● WHAT YOU WILL DO: Determine the number of lines in these entries that hold the word "circle". Give the number and nothing more.

● SUPPLIED MATERIAL:
-- -- --

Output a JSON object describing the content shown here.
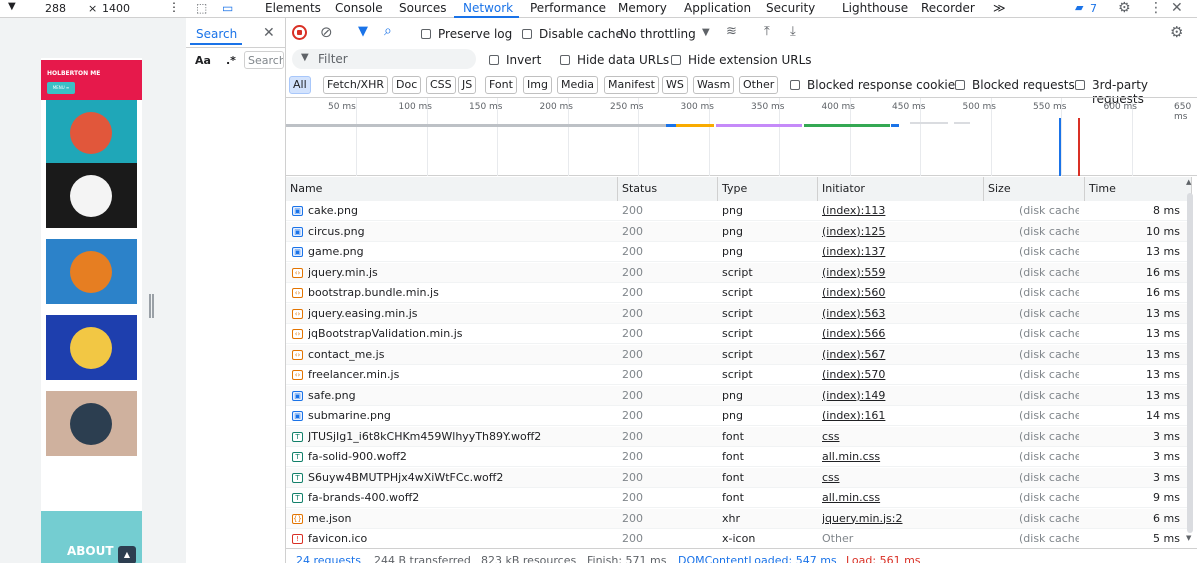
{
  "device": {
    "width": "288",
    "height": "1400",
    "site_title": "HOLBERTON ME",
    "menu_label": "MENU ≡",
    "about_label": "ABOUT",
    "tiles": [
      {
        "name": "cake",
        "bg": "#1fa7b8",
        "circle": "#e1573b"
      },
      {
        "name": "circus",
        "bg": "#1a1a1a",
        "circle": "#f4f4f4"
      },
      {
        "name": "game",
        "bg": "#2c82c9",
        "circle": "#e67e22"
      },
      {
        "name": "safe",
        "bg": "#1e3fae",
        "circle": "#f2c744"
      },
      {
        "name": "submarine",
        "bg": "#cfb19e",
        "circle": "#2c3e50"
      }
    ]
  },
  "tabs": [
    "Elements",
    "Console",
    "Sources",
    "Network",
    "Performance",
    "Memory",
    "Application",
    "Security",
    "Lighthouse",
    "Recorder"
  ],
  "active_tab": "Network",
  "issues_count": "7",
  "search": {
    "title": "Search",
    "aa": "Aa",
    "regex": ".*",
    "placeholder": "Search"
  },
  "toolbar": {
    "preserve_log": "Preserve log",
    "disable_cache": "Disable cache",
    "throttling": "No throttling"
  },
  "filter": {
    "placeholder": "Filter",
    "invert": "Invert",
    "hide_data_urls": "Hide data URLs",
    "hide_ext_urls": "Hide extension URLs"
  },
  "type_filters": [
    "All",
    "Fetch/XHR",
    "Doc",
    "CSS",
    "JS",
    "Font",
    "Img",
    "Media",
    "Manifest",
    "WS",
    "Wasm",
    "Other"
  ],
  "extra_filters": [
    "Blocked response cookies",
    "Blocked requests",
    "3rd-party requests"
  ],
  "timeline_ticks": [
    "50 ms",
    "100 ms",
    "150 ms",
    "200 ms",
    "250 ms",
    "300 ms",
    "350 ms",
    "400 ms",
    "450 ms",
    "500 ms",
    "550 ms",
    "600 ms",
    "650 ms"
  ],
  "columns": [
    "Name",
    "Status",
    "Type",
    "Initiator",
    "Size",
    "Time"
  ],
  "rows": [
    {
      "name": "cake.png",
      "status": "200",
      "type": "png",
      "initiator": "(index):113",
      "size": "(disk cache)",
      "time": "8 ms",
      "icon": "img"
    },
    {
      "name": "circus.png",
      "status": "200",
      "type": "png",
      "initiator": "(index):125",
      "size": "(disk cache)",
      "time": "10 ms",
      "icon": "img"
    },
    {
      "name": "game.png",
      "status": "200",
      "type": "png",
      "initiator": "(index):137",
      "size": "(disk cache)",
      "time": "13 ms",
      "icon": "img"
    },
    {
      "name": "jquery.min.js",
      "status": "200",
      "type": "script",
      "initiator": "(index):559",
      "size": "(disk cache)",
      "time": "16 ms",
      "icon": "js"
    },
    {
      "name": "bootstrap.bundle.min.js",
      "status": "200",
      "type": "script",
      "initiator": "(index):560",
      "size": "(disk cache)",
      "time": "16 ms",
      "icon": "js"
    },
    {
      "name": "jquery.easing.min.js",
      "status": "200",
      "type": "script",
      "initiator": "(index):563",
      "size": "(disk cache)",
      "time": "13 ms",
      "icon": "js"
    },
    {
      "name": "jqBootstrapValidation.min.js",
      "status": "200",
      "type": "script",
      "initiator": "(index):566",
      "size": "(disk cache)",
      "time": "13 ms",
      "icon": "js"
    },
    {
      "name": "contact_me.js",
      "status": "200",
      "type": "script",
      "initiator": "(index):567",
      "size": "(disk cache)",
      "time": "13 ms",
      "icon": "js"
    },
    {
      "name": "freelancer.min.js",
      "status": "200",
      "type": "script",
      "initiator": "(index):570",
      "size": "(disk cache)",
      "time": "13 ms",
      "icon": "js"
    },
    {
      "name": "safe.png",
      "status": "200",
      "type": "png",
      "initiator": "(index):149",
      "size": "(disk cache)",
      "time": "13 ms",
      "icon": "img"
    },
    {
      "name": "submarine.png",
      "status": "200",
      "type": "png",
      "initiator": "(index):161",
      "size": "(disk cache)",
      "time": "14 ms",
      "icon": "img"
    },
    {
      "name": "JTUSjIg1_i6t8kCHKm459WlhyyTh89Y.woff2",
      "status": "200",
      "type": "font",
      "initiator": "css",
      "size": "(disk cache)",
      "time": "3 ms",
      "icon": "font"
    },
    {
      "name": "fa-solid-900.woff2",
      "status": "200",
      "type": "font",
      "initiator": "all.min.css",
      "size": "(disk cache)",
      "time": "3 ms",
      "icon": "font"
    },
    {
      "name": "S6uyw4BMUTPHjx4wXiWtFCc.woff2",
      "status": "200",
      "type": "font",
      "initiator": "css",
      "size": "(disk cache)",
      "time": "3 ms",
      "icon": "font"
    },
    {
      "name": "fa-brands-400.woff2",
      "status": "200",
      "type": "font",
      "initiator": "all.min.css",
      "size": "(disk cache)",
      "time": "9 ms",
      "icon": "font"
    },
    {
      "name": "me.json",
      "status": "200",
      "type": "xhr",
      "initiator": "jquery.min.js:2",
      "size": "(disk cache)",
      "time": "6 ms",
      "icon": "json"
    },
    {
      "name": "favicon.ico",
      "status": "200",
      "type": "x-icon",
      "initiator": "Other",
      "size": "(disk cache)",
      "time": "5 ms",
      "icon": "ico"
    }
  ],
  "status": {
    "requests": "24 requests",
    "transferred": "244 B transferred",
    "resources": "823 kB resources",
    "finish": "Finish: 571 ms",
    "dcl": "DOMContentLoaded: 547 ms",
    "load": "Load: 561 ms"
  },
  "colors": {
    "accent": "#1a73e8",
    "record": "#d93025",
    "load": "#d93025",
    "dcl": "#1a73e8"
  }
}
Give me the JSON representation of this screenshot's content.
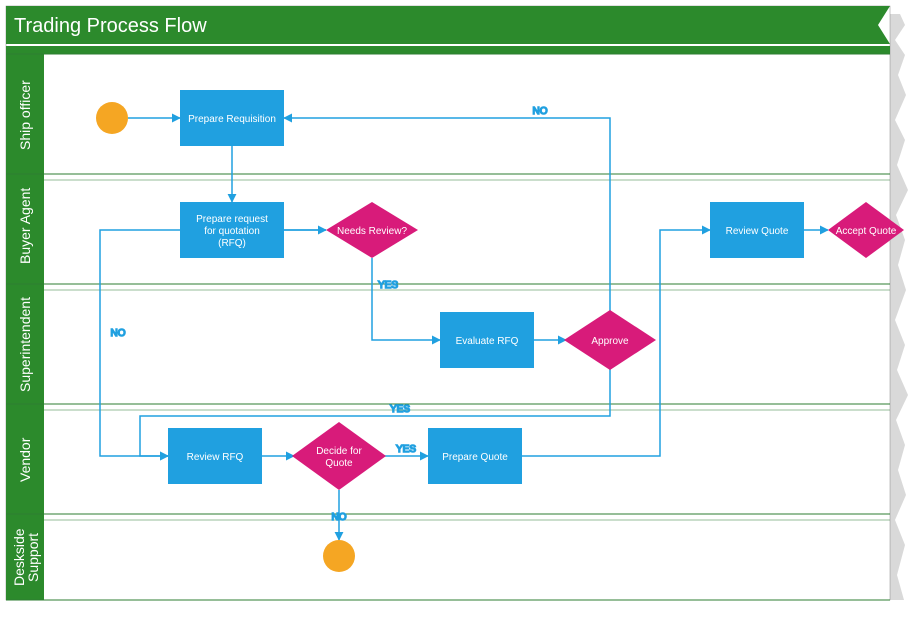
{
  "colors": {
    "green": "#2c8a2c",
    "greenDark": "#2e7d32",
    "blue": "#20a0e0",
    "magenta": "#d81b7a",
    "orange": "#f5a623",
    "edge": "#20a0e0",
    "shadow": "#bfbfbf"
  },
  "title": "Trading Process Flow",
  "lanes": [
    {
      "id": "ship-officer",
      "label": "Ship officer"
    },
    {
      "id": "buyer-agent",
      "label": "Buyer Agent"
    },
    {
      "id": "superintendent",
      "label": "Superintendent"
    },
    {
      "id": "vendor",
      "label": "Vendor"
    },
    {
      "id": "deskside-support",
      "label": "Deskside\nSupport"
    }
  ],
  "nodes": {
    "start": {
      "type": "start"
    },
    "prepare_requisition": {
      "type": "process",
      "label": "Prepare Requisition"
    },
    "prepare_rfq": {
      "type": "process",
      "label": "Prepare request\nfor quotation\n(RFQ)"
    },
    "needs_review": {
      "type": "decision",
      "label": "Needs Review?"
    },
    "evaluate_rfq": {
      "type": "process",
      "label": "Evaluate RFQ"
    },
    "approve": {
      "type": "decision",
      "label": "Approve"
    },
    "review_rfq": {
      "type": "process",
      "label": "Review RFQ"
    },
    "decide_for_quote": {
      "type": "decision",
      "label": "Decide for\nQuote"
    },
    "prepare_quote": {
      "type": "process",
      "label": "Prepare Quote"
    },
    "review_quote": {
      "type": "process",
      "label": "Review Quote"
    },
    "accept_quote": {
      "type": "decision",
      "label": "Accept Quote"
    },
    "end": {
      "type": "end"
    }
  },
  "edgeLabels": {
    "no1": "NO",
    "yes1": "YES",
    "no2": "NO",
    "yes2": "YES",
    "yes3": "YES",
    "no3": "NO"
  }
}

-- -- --

● RESPONSE AREA: 5